Skara Brae is indeed in ruins, and much smaller than in the first game, although some features like the neverending street are still present. There are, as far as I can tell, only four buildings of consequence: the review board (where a single old man levels you up and sells spells), the Mad God's temple, some building that gives you the ability to search it but doesn't seem to turn up anything when you do, and the "Interplay House," where you can get the game's credits.

"His life impedes my efforts to stave off disaster" is a nice, roundabout way of saying, "kill him."

The old guy at the review board provides the first quest: to enter the dungeons beneath the Mad God's temple and slay one of his devotees, Brilhasti Ap Tarj. Entering the Mad God's dungeon is done the same way as in The Bard's Tale: you give the name of the Mad God ("Tarjan") to the priest. Incidentally, it is in this game that if you give the name of the Mad God as "Burger," you get a bit of a joke:

As I said, combat is identical to The Bard's Tale II. Your first four characters can attack; the rear two or three must cast spells or use items. Enemies can approach at a range, and if you enter combat with multiple groups of monsters, some may be off in the distance while others are directly in front of you. You can only attack the ones directly in front of you, and a favorite tactic of enemy spellcasters is to keep summoning creatures from 30 feet away, preventing you from ever reaching them except with your own spells.

Doesn't "miasmal" mean "vaporous"?

My characters began at Level 1 and were slain a lot before I realized that the bard song called "Sir Robin's Tune" (I think I am alone among geeks in absolutely hating that movie) allows you to always flee combat. This means that as long as I kept my bard's throat soothed with mead, she could play the song constantly and I could effectively pick and choose which combats to fight and which to avoid. In short order, I had my characters up to Level 5. Healing is expensive but spell points regenerate in sunlight, so my spellcasters can generally keep my party members in good shape.

The graphics don't seem to have improved much since The Bard's Tale II, although the character portraits and enemy animations look a little more advanced. Unless I have something set up wrong in DOSBox, the game is curiously devoid of sound effects except for the bard's tunes.

The game features monsters of unexpected power.

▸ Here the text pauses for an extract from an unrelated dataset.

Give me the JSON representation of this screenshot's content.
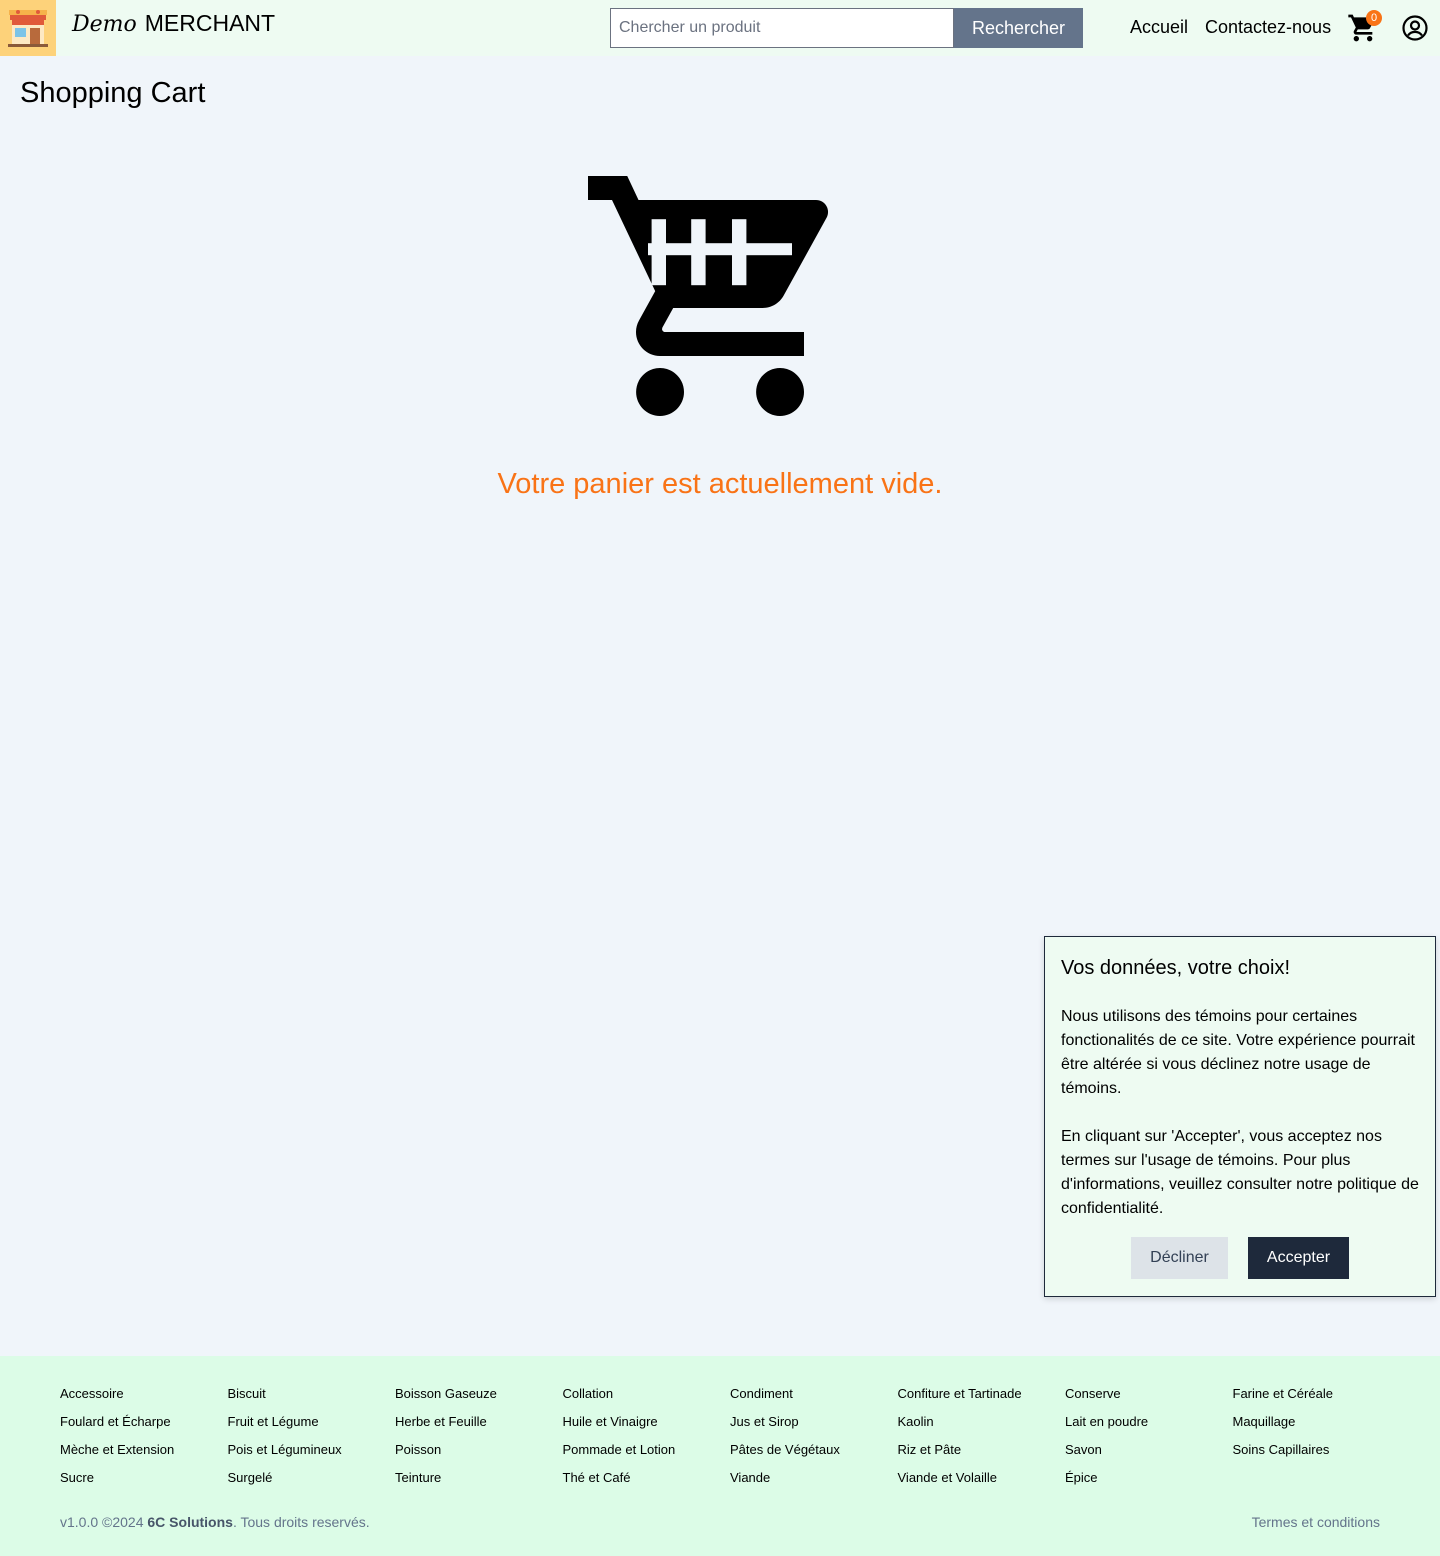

After I mapped the outdoor area and Skara Brae, I started exploring the Mad God's temple. The monsters took about 17 levels in badass right away. About halfway through the first level, my entire party was wiped out by a "goresucker" (my party had a different name for the beast, although oddly similar) who proved capable of belching fireballs. The particularly annoying thing is that the game manual doesn't give you a rundown of creatures, the monsters are unique to this game so you really don't know what to expect, and the game uses the same portraits for several monsters each. There was really no way to know that the Jabba-the-Huttish creature known as a "bloodfiend" in the outdoor area would turn into a merchant of death called a "goresucker" the moment I hit the first dungeon.

That actually doesn't sound so bad.

When your party is wiped out, the characters are transferred to the refugee camp, where a relief party can attempt to resurrect them. This takes more gold than I had, so I dumped them all and started over with new characters of the same names and classes. This time, I'll bring myself to a higher level before attempting the dungeons.

When I blog tomorrow, I should have a better sense of the overall gameplay and whether I actually like it or not. If I really hustle, I might be able to get this one done in a week, leaving me about one week more to get the four other games I need to...damn, I'm not going to make it, am I?